Records from a data source
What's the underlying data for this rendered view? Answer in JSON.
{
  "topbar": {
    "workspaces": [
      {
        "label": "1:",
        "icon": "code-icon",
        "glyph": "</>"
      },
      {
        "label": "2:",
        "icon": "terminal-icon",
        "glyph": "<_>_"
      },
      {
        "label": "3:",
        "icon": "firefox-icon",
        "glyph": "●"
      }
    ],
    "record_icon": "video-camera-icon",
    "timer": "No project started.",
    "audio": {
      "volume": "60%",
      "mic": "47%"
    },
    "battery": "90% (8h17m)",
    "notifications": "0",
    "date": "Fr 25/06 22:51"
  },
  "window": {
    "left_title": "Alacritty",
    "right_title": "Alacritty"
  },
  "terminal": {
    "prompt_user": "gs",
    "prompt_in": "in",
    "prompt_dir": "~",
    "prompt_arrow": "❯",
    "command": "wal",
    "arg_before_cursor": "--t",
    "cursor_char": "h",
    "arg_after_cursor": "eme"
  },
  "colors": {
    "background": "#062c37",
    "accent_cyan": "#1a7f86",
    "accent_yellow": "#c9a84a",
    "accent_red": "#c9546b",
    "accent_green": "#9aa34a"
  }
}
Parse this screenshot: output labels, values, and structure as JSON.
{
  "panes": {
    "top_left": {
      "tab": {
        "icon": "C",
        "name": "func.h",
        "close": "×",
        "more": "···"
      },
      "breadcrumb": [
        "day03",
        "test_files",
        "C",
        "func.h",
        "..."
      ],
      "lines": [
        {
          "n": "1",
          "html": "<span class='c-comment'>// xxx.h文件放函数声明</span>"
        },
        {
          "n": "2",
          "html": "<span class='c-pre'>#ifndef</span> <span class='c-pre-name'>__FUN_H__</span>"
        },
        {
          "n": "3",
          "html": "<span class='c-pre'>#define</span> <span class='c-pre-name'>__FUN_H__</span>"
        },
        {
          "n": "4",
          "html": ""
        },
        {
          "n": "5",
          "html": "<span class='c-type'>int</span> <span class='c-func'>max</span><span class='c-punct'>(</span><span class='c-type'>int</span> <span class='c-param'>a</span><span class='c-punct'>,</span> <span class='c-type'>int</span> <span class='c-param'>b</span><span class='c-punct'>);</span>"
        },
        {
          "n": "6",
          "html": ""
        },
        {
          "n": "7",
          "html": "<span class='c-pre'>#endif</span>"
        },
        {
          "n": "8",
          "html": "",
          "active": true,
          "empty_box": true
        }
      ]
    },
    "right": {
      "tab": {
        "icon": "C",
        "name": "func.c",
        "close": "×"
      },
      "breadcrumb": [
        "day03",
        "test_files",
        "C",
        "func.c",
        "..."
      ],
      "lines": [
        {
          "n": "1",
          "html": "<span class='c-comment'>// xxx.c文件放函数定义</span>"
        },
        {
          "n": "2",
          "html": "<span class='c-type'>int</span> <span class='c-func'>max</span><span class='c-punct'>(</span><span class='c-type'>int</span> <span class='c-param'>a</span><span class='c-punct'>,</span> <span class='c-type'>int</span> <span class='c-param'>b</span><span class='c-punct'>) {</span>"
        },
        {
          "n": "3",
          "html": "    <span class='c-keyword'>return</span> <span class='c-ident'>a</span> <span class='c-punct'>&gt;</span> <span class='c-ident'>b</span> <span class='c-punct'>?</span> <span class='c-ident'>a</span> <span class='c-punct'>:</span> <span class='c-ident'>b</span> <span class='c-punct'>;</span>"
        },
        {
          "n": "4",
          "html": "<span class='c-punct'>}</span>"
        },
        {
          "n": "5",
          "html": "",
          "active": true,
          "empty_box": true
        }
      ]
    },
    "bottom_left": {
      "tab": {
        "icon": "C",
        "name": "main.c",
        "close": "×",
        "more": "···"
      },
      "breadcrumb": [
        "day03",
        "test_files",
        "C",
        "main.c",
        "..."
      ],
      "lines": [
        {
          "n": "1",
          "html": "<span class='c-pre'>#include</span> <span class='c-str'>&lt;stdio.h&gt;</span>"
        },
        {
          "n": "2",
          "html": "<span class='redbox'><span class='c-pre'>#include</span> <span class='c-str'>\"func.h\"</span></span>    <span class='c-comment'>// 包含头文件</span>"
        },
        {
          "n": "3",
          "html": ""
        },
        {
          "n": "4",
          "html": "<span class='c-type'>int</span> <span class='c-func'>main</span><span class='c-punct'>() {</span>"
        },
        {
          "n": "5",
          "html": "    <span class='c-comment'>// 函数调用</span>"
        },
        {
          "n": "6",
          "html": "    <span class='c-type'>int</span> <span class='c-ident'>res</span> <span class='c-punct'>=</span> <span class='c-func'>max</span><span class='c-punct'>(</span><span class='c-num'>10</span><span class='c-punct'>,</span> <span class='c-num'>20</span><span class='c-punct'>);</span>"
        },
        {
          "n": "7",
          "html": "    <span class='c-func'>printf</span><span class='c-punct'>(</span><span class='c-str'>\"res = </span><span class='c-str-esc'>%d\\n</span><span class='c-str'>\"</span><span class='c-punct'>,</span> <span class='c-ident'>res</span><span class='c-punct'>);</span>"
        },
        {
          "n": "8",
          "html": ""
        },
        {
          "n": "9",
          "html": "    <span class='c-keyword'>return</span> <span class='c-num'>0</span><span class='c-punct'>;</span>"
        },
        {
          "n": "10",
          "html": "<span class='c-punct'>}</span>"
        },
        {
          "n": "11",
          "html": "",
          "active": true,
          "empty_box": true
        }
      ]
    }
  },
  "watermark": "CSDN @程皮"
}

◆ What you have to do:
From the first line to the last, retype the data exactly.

◆ Response:
What's the underlying data for this rendered view? Answer in JSON.
{
  "topbar": {
    "workspaces": [
      {
        "label": "1:",
        "icon": "code-icon",
        "glyph": "</>"
      },
      {
        "label": "2:",
        "icon": "terminal-icon",
        "glyph": "<_>_"
      },
      {
        "label": "3:",
        "icon": "firefox-icon",
        "glyph": "●"
      }
    ],
    "record_icon": "video-camera-icon",
    "timer": "No project started.",
    "audio": {
      "volume": "60%",
      "mic": "47%"
    },
    "battery": "90% (8h17m)",
    "notifications": "0",
    "date": "Fr 25/06 22:51"
  },
  "window": {
    "left_title": "Alacritty",
    "right_title": "Alacritty"
  },
  "terminal": {
    "prompt_user": "gs",
    "prompt_in": "in",
    "prompt_dir": "~",
    "prompt_arrow": "❯",
    "command": "wal",
    "arg_before_cursor": "--t",
    "cursor_char": "h",
    "arg_after_cursor": "eme"
  },
  "colors": {
    "background": "#062c37",
    "accent_cyan": "#1a7f86",
    "accent_yellow": "#c9a84a",
    "accent_red": "#c9546b",
    "accent_green": "#9aa34a"
  }
}
Parse this screenshot: output labels, values, and structure as JSON.
{
  "panes": {
    "top_left": {
      "tab": {
        "icon": "C",
        "name": "func.h",
        "close": "×",
        "more": "···"
      },
      "breadcrumb": [
        "day03",
        "test_files",
        "C",
        "func.h",
        "..."
      ],
      "lines": [
        {
          "n": "1",
          "html": "<span class='c-comment'>// xxx.h文件放函数声明</span>"
        },
        {
          "n": "2",
          "html": "<span class='c-pre'>#ifndef</span> <span class='c-pre-name'>__FUN_H__</span>"
        },
        {
          "n": "3",
          "html": "<span class='c-pre'>#define</span> <span class='c-pre-name'>__FUN_H__</span>"
        },
        {
          "n": "4",
          "html": ""
        },
        {
          "n": "5",
          "html": "<span class='c-type'>int</span> <span class='c-func'>max</span><span class='c-punct'>(</span><span class='c-type'>int</span> <span class='c-param'>a</span><span class='c-punct'>,</span> <span class='c-type'>int</span> <span class='c-param'>b</span><span class='c-punct'>);</span>"
        },
        {
          "n": "6",
          "html": ""
        },
        {
          "n": "7",
          "html": "<span class='c-pre'>#endif</span>"
        },
        {
          "n": "8",
          "html": "",
          "active": true,
          "empty_box": true
        }
      ]
    },
    "right": {
      "tab": {
        "icon": "C",
        "name": "func.c",
        "close": "×"
      },
      "breadcrumb": [
        "day03",
        "test_files",
        "C",
        "func.c",
        "..."
      ],
      "lines": [
        {
          "n": "1",
          "html": "<span class='c-comment'>// xxx.c文件放函数定义</span>"
        },
        {
          "n": "2",
          "html": "<span class='c-type'>int</span> <span class='c-func'>max</span><span class='c-punct'>(</span><span class='c-type'>int</span> <span class='c-param'>a</span><span class='c-punct'>,</span> <span class='c-type'>int</span> <span class='c-param'>b</span><span class='c-punct'>) {</span>"
        },
        {
          "n": "3",
          "html": "    <span class='c-keyword'>return</span> <span class='c-ident'>a</span> <span class='c-punct'>&gt;</span> <span class='c-ident'>b</span> <span class='c-punct'>?</span> <span class='c-ident'>a</span> <span class='c-punct'>:</span> <span class='c-ident'>b</span> <span class='c-punct'>;</span>"
        },
        {
          "n": "4",
          "html": "<span class='c-punct'>}</span>"
        },
        {
          "n": "5",
          "html": "",
          "active": true,
          "empty_box": true
        }
      ]
    },
    "bottom_left": {
      "tab": {
        "icon": "C",
        "name": "main.c",
        "close": "×",
        "more": "···"
      },
      "breadcrumb": [
        "day03",
        "test_files",
        "C",
        "main.c",
        "..."
      ],
      "lines": [
        {
          "n": "1",
          "html": "<span class='c-pre'>#include</span> <span class='c-str'>&lt;stdio.h&gt;</span>"
        },
        {
          "n": "2",
          "html": "<span class='redbox'><span class='c-pre'>#include</span> <span class='c-str'>\"func.h\"</span></span>    <span class='c-comment'>// 包含头文件</span>"
        },
        {
          "n": "3",
          "html": ""
        },
        {
          "n": "4",
          "html": "<span class='c-type'>int</span> <span class='c-func'>main</span><span class='c-punct'>() {</span>"
        },
        {
          "n": "5",
          "html": "    <span class='c-comment'>// 函数调用</span>"
        },
        {
          "n": "6",
          "html": "    <span class='c-type'>int</span> <span class='c-ident'>res</span> <span class='c-punct'>=</span> <span class='c-func'>max</span><span class='c-punct'>(</span><span class='c-num'>10</span><span class='c-punct'>,</span> <span class='c-num'>20</span><span class='c-punct'>);</span>"
        },
        {
          "n": "7",
          "html": "    <span class='c-func'>printf</span><span class='c-punct'>(</span><span class='c-str'>\"res = </span><span class='c-str-esc'>%d\\n</span><span class='c-str'>\"</span><span class='c-punct'>,</span> <span class='c-ident'>res</span><span class='c-punct'>);</span>"
        },
        {
          "n": "8",
          "html": ""
        },
        {
          "n": "9",
          "html": "    <span class='c-keyword'>return</span> <span class='c-num'>0</span><span class='c-punct'>;</span>"
        },
        {
          "n": "10",
          "html": "<span class='c-punct'>}</span>"
        },
        {
          "n": "11",
          "html": "",
          "active": true,
          "empty_box": true
        }
      ]
    }
  },
  "watermark": "CSDN @程皮"
}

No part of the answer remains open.